FAA used CDM tools to collect information about the first time a vulnerability was detected but not the time it was remediated. Agency CDM staff stated that the integrator would need to make changes to how the CDM tools recorded vulnerability information. The staff further stated that the time of remediation information was unreliable.
IHS used CDM tools to collect information about the first time a vulnerability was detected, but it did not collect information on the time that a vulnerability was remediated. IHS CDM staff stated that the agency lacked system storage necessary to retain vulnerability remediation information.
SBA used CDM tools to collect information on the time a vulnerability was first detected but not the time it was remediated. Agency staff stated that the integrator’s CDM solution did not provide a mechanism to capture this information.
To address the shortcomings found in the review, GAO makes a number of recommendations in its August 18 report, including six to the Department of Homeland Security:
- Ensure that integrators’ solutions provide unique identifiers for hardware on selected agencies’ networks.
- Ensure that FAA’s system integrator records FISMA system information in the agency’s CDM tools.
- Ensure that IHS’s system integrator records FISMA system information in the agency’s CDM tools.
- Ensure that FAA’s system integrator establishes a process to integrate all vulnerability information in the agency’s CDM tools, including the time a vulnerability was remediated.
- Ensure that IHS’s system integrator establishes a process to integrate all vulnerability information in the agency’s CDM tools, including the time a vulnerability was remediated.
- Ensure that SBA’s system integrator establishes a process to integrate all vulnerability information in the agency’s CDM tools, including the time a vulnerability was remediated.
DHS concurs with all six recommendations and stated that it intends to meet these by June 30 2021.

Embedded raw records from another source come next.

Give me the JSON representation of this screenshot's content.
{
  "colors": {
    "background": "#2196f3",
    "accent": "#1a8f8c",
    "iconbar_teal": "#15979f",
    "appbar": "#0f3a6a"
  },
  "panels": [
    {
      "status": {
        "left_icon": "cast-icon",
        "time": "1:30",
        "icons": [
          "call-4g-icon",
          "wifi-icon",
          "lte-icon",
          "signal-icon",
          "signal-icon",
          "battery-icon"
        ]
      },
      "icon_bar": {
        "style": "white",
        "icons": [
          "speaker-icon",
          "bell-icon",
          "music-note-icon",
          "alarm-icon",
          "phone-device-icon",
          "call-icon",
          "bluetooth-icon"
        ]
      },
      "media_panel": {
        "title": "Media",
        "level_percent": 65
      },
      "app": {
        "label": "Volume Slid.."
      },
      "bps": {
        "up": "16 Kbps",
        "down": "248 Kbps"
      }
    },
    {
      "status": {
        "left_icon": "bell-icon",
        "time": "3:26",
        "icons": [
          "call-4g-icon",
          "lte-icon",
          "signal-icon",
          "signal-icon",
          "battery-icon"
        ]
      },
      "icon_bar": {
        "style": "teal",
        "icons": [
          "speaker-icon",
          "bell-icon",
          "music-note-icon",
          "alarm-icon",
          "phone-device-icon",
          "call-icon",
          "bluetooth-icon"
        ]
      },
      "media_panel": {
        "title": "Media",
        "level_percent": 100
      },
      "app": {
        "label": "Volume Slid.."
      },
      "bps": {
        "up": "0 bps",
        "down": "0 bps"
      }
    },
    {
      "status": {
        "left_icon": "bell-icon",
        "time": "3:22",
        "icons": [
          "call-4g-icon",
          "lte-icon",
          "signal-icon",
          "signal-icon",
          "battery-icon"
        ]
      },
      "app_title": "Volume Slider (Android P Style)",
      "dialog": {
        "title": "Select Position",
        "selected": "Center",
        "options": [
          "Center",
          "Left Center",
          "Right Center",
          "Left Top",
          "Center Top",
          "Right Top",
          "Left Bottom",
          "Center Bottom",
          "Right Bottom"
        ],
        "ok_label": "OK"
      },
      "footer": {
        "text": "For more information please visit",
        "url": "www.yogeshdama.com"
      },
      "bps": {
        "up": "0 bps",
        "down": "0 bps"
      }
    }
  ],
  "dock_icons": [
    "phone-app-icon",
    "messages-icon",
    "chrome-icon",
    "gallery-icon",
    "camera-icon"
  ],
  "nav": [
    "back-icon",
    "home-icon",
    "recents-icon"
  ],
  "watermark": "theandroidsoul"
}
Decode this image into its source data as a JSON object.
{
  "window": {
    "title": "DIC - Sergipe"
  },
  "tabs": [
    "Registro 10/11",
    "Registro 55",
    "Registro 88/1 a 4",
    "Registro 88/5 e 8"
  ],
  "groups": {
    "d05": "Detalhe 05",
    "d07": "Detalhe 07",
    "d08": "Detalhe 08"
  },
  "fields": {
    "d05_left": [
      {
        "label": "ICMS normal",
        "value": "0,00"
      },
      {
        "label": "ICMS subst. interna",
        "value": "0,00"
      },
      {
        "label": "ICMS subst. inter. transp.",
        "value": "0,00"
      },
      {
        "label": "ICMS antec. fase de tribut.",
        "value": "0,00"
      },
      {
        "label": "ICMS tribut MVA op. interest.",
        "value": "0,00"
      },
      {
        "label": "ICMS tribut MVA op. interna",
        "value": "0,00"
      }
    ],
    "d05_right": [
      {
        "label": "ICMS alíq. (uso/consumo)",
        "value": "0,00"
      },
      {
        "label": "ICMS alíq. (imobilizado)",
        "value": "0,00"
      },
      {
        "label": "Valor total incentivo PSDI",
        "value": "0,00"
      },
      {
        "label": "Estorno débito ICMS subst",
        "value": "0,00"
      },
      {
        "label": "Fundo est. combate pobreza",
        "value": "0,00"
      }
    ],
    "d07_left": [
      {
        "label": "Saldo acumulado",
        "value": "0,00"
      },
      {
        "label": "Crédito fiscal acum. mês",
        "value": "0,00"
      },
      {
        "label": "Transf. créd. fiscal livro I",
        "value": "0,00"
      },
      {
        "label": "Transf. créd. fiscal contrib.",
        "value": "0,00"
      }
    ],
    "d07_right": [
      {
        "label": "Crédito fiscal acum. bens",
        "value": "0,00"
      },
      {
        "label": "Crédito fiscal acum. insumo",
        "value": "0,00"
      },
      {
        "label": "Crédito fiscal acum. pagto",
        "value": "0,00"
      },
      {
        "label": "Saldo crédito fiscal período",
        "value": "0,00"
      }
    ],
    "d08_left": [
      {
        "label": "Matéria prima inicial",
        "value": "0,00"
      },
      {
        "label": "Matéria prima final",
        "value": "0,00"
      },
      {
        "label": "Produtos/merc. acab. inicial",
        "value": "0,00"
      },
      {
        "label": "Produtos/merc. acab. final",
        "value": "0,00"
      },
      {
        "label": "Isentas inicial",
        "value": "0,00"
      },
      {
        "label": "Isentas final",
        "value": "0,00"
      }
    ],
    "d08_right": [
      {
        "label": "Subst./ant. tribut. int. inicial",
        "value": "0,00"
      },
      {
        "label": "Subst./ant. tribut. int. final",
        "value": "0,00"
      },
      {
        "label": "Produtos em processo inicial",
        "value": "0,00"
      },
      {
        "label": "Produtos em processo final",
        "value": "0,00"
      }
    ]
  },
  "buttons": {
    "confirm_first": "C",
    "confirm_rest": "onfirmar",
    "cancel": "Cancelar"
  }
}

The remaining recommendations were made to the three agencies covered in GAO’s technical review. The watchdog recommends that:
- FAA and SBA should commit to a time frame to complete the agency’s effort to associate hardware with its FISMA systems.
- IHS should document approved hardware inventory information by associating FISMA systems with the hardware on its network in a format that can be readily integrated into its CDM tools.
- All three agencies should document agency-specific variations from federal core configuration benchmarks for each operating system on their networks.
- All three agencies should configure their CDM tools to compare configuration settings against federal core benchmarks and agency specific variations applicable to their environment.
All three agencies concurred.
Overall, the agencies told GAO they had identified various challenges to implementing the CDM program, including overcoming resource limitations and not being able to resolve problems directly with contractors. GAO found DHS had taken numerous steps to help manage these challenges, including tracking risks of insufficient resources, providing forums for agencies to raise concerns, and allowing agencies to provide feedback to DHS on contractor performance.
Despite these actions, GAO concluded that without further assistance from DHS in helping agencies overcome implementation shortcomings, the program—costing billions of dollars— will likely not fully achieve expected benefits.